Content starts

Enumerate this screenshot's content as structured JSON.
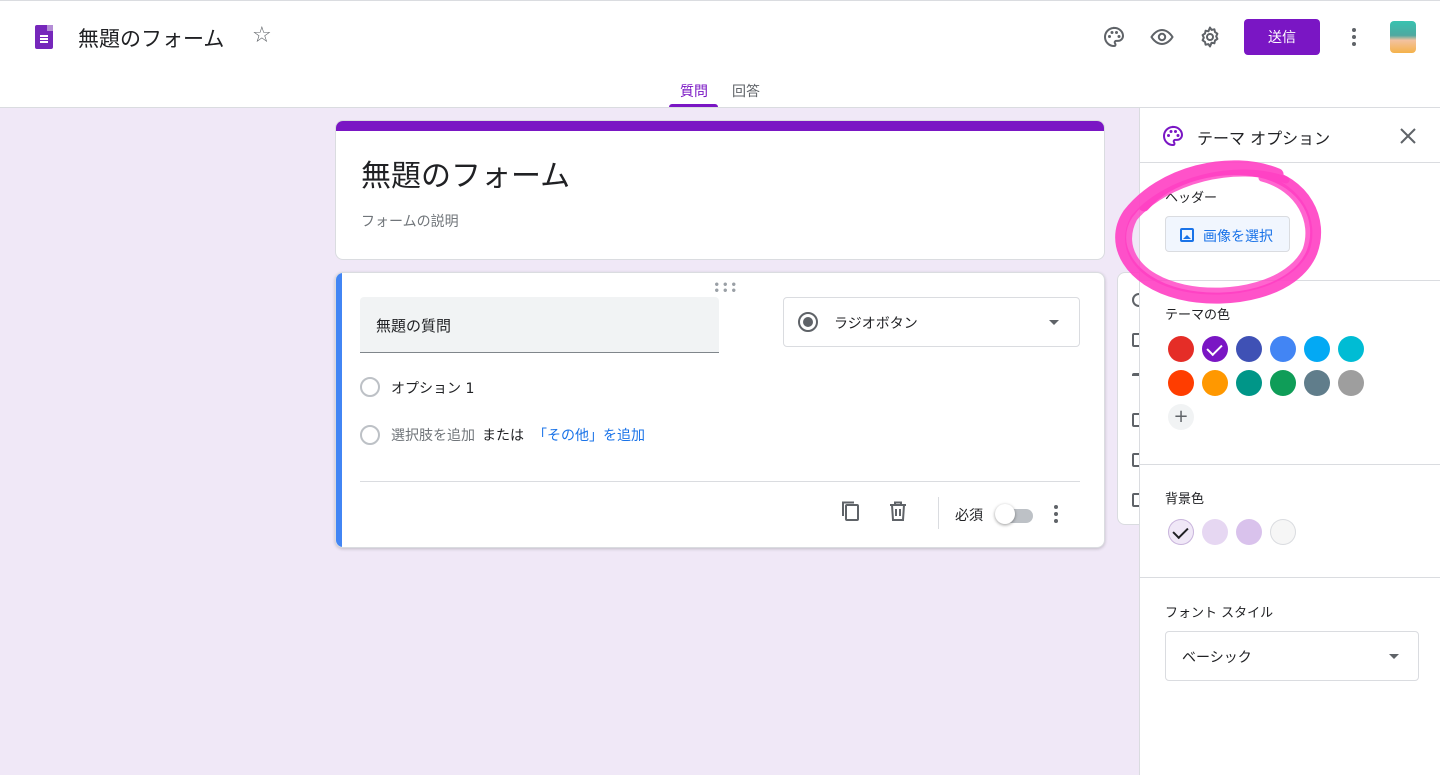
{
  "header": {
    "doc_title": "無題のフォーム",
    "send_label": "送信",
    "icons": [
      "star-icon",
      "palette-icon",
      "eye-icon",
      "gear-icon",
      "more-vert-icon"
    ]
  },
  "tabs": {
    "questions": "質問",
    "responses": "回答",
    "active": "questions"
  },
  "form": {
    "title": "無題のフォーム",
    "description": "フォームの説明"
  },
  "question": {
    "title": "無題の質問",
    "type": "ラジオボタン",
    "option1": "オプション 1",
    "add_option": "選択肢を追加",
    "or": "または",
    "add_other": "「その他」を追加",
    "required_label": "必須",
    "required": false
  },
  "theme_panel": {
    "title": "テーマ オプション",
    "header_label": "ヘッダー",
    "select_image": "画像を選択",
    "theme_color_label": "テーマの色",
    "theme_colors": [
      "#e52d27",
      "#7a16c4",
      "#3f51b5",
      "#4285f4",
      "#03a9f4",
      "#00bcd4",
      "#ff3d00",
      "#ff9800",
      "#009688",
      "#0f9d58",
      "#607d8b",
      "#9e9e9e"
    ],
    "selected_theme_color": "#7a16c4",
    "background_label": "背景色",
    "background_colors": [
      "#f0e8f7",
      "#e6d7f2",
      "#d9c2ec",
      "#f6f6f6"
    ],
    "selected_background": "#f0e8f7",
    "font_style_label": "フォント スタイル",
    "font_style": "ベーシック"
  },
  "colors": {
    "accent": "#7a16c4",
    "question_accent": "#4285f4",
    "highlight": "#ff3fc3"
  }
}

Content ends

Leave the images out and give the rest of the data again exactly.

Enumerate this screenshot's content as structured JSON.
{
  "header": {
    "doc_title": "無題のフォーム",
    "send_label": "送信",
    "icons": [
      "star-icon",
      "palette-icon",
      "eye-icon",
      "gear-icon",
      "more-vert-icon"
    ]
  },
  "tabs": {
    "questions": "質問",
    "responses": "回答",
    "active": "questions"
  },
  "form": {
    "title": "無題のフォーム",
    "description": "フォームの説明"
  },
  "question": {
    "title": "無題の質問",
    "type": "ラジオボタン",
    "option1": "オプション 1",
    "add_option": "選択肢を追加",
    "or": "または",
    "add_other": "「その他」を追加",
    "required_label": "必須",
    "required": false
  },
  "theme_panel": {
    "title": "テーマ オプション",
    "header_label": "ヘッダー",
    "select_image": "画像を選択",
    "theme_color_label": "テーマの色",
    "theme_colors": [
      "#e52d27",
      "#7a16c4",
      "#3f51b5",
      "#4285f4",
      "#03a9f4",
      "#00bcd4",
      "#ff3d00",
      "#ff9800",
      "#009688",
      "#0f9d58",
      "#607d8b",
      "#9e9e9e"
    ],
    "selected_theme_color": "#7a16c4",
    "background_label": "背景色",
    "background_colors": [
      "#f0e8f7",
      "#e6d7f2",
      "#d9c2ec",
      "#f6f6f6"
    ],
    "selected_background": "#f0e8f7",
    "font_style_label": "フォント スタイル",
    "font_style": "ベーシック"
  },
  "colors": {
    "accent": "#7a16c4",
    "question_accent": "#4285f4",
    "highlight": "#ff3fc3"
  }
}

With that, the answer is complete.